-------- MATERIAL PROVIDED --------

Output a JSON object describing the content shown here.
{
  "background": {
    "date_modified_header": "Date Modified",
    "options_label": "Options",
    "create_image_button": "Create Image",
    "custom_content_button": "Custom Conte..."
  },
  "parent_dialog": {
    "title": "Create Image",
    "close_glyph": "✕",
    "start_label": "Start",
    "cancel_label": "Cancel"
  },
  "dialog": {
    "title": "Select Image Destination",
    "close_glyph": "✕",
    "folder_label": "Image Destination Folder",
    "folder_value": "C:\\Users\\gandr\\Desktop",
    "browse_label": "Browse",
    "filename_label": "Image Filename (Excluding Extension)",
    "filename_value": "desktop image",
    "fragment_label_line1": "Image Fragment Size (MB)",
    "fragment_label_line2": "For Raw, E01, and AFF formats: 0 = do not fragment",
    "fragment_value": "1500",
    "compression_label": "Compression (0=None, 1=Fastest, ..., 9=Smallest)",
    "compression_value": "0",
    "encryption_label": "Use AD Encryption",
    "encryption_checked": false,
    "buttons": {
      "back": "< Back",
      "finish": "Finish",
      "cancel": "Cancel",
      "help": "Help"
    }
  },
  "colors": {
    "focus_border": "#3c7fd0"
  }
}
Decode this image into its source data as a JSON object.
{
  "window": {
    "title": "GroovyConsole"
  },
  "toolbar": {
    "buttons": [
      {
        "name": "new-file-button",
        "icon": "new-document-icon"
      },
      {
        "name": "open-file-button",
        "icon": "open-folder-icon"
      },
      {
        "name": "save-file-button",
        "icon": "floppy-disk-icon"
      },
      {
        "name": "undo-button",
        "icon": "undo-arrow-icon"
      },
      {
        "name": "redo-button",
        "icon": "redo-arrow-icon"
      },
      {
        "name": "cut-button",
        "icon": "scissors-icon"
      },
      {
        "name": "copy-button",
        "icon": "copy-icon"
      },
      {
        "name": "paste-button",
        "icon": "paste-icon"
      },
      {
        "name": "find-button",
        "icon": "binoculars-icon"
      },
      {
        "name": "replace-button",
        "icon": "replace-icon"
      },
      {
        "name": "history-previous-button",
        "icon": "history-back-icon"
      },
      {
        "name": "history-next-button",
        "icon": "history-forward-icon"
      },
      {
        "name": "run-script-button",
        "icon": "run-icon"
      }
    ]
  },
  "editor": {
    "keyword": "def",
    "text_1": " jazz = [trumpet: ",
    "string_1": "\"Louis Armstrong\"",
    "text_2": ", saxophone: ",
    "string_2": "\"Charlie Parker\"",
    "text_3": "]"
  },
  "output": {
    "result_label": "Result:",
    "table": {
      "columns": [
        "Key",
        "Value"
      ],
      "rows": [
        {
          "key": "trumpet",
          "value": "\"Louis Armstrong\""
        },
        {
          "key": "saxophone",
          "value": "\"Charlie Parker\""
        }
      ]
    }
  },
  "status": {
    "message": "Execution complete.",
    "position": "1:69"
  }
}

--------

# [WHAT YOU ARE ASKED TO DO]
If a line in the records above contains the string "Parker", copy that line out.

# [ANSWER FOR THIS EXERCISE]
    "string_2": "\"Charlie Parker\"",
          "value": "\"Charlie Parker\""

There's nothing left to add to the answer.